In conclusion, false oxlip is a fascinating and valuable plant that has much to teach us about the benefits of hybridization and genetic diversity. Whether appreciated for its ornamental value or its medicinal properties, this unique plant is sure to captivate and inspire anyone with an interest in botany and horticulture.
Facts about the False Oxlip
20 Facts About False Oxlip (Primula x polyantha):
- False oxlip is a hybrid species resulting from a cross between cowslip (Primula veris) and primrose (Primula vulgaris).
- The scientific name for false oxlip is Primula x polyantha.
- False oxlip is a perennial plant that can grow up to 1.5 feet tall.
- The plant produces bright yellow or orange flowers with a distinctive orange center.
- False oxlip is native to parts of Europe, including the United Kingdom, France, Germany, and Italy.
- The plant prefers moist, well-draining soil and partial shade.
- False oxlip blooms in late spring and early summer.
- The plant is commonly used in traditional medicine to treat respiratory infections, headaches, and digestive issues.
- False oxlip is a popular ornamental plant and is commonly used in rock gardens and woodland plantings.
- The plant is also commonly used as a cut flower.
- False oxlip is generally considered to be a low-risk plant in terms of invasiveness.
- The plant is hardy in USDA zones 4-8.
- False oxlip can be propagated by division or by seed.
- The plant can attract pollinators such as bees and butterflies.
- False oxlip is sometimes confused with true oxlip (Primula elatior), which is a separate species.
- False oxlip is sometimes called "false primrose" or "oxlip primrose".
- The plant is deer-resistant.
- False oxlip can grow in full sun or partial shade.
- The plant may self-seed and spread in favorable conditions.
- False oxlip is an important component of hybridization and contributes to genetic diversity.

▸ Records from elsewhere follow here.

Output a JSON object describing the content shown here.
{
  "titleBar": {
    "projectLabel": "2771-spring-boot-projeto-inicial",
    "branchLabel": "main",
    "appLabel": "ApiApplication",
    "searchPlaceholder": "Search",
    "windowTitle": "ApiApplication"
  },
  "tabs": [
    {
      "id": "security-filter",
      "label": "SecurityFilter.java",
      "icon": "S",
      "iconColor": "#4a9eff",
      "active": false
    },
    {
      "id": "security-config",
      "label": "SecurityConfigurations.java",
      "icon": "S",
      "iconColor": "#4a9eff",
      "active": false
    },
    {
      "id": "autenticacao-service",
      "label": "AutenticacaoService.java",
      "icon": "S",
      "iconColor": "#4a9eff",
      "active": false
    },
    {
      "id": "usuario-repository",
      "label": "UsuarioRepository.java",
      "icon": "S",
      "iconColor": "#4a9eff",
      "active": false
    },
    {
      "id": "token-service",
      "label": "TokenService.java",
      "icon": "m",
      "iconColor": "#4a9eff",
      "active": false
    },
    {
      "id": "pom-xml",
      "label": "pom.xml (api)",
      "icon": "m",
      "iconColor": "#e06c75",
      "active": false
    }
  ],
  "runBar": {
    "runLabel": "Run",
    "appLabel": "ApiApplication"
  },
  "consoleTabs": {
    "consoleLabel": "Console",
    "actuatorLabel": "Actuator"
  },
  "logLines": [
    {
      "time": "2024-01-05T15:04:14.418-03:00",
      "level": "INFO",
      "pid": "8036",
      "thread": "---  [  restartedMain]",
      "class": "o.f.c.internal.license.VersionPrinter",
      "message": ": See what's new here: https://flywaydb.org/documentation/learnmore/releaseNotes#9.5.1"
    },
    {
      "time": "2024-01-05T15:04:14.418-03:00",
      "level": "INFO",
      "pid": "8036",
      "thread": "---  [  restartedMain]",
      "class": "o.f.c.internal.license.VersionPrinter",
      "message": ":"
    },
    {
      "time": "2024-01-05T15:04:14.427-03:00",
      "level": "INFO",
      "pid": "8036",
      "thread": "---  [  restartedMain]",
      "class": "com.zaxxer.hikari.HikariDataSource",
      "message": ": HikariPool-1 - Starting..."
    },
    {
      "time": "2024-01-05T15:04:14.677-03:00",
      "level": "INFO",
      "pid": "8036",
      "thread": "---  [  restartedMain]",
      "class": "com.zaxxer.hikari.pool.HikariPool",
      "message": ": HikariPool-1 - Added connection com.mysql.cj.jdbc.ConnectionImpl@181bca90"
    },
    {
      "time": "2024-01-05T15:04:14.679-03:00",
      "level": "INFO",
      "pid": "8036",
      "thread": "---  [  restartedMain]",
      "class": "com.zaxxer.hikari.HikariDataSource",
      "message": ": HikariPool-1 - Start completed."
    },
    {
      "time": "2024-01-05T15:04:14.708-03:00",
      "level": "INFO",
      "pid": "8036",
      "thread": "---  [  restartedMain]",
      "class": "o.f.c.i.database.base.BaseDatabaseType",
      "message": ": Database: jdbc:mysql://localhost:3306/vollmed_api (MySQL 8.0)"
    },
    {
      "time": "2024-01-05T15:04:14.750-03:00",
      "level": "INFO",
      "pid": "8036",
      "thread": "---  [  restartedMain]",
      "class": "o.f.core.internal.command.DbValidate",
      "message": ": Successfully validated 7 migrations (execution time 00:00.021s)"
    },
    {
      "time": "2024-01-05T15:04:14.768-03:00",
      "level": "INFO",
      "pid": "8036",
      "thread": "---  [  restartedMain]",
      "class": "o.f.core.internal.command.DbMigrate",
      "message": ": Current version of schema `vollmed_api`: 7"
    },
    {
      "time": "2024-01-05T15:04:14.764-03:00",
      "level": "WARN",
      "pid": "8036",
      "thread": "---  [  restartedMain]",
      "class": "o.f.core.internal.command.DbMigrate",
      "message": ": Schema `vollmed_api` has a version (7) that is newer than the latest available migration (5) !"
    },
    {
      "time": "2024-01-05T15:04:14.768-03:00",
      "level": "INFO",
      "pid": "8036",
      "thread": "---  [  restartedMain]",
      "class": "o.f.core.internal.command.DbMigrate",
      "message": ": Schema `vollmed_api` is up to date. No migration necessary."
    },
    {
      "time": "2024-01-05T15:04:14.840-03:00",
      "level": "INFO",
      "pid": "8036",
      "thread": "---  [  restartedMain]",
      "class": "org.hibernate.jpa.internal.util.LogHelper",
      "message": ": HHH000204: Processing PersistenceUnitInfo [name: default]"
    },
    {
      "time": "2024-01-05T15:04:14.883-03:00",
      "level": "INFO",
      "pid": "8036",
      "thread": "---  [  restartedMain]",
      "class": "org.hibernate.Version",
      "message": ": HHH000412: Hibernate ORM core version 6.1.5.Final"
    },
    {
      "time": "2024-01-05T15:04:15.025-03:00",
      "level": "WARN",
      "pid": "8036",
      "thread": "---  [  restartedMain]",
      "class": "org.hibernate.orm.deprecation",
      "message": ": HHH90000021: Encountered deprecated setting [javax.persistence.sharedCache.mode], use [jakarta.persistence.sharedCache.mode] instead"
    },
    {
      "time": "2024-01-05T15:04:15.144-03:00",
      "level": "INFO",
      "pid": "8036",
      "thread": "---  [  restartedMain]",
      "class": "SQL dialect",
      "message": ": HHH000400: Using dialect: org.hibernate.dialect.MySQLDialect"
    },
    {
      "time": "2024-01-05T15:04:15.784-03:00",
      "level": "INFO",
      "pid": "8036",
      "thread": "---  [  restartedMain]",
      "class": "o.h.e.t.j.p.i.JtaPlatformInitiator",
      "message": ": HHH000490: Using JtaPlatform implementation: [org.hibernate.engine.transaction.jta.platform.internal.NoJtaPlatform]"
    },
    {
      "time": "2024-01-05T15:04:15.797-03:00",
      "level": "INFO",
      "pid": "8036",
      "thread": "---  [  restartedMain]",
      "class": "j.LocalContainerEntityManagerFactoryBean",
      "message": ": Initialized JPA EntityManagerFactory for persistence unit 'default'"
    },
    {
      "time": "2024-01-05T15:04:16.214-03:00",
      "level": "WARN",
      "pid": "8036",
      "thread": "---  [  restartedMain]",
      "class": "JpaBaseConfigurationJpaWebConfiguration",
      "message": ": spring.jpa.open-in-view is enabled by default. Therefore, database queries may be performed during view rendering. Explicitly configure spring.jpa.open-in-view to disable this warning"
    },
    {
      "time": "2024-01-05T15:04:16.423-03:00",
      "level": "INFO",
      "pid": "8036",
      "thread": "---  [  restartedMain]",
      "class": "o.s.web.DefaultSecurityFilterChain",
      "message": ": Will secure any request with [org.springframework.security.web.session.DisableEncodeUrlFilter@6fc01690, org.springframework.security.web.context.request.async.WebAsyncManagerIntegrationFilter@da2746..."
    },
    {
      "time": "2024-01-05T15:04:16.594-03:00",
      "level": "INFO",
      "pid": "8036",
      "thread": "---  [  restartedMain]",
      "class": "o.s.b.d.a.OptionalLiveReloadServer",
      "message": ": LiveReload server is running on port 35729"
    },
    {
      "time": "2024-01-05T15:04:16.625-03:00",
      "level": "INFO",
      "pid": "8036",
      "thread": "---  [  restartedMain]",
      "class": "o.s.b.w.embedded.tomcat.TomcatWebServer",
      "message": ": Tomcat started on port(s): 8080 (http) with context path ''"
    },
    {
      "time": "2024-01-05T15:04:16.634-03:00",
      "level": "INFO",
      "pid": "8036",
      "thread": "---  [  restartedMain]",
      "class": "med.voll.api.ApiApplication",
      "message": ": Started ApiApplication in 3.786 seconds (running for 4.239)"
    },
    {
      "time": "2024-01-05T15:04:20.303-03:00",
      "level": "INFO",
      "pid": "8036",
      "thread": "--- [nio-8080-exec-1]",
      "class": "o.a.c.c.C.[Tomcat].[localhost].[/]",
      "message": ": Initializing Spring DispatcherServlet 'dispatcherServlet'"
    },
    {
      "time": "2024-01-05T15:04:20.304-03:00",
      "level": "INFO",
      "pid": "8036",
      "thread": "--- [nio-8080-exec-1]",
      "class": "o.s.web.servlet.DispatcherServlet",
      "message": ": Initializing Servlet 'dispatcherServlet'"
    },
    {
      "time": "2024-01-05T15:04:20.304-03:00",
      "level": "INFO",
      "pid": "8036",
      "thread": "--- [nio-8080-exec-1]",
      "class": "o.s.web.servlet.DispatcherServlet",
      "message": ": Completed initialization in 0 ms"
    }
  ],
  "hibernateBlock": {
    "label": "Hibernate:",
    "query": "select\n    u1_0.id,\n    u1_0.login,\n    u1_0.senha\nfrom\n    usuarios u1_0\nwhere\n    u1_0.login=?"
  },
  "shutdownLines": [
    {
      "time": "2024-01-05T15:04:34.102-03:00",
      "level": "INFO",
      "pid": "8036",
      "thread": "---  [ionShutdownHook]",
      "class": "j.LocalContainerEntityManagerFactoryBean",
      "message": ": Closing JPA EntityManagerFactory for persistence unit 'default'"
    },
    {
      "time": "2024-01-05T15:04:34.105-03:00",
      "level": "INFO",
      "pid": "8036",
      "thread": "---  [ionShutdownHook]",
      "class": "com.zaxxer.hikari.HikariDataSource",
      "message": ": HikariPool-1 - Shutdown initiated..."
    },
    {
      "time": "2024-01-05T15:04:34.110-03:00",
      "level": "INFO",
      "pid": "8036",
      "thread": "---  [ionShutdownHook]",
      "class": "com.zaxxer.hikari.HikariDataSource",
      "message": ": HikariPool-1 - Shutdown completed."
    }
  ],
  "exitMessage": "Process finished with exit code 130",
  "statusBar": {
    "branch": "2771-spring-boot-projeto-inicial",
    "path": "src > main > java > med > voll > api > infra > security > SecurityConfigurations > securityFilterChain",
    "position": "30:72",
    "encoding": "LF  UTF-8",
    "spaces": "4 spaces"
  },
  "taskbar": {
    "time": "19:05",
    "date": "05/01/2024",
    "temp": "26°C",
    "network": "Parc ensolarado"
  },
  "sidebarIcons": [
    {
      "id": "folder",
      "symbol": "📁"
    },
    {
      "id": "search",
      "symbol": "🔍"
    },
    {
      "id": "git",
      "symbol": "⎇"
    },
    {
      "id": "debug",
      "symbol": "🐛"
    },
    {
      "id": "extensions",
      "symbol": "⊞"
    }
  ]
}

False oxlip is a hybrid species resulting from a cross between cowslip and primrose. It is a perennial plant that produces bright yellow or orange flowers in late spring and early summer. The plant is commonly used in traditional medicine and is a popular ornamental plant, commonly used in rock gardens and woodland plantings. False oxlip is generally considered to be a low-risk plant in terms of invasiveness and is hardy in USDA zones 4-8. The plant can attract pollinators such as bees and butterflies and is sometimes confused with true oxlip, a separate species. False oxlip is an important component of hybridization and contributes to genetic diversity.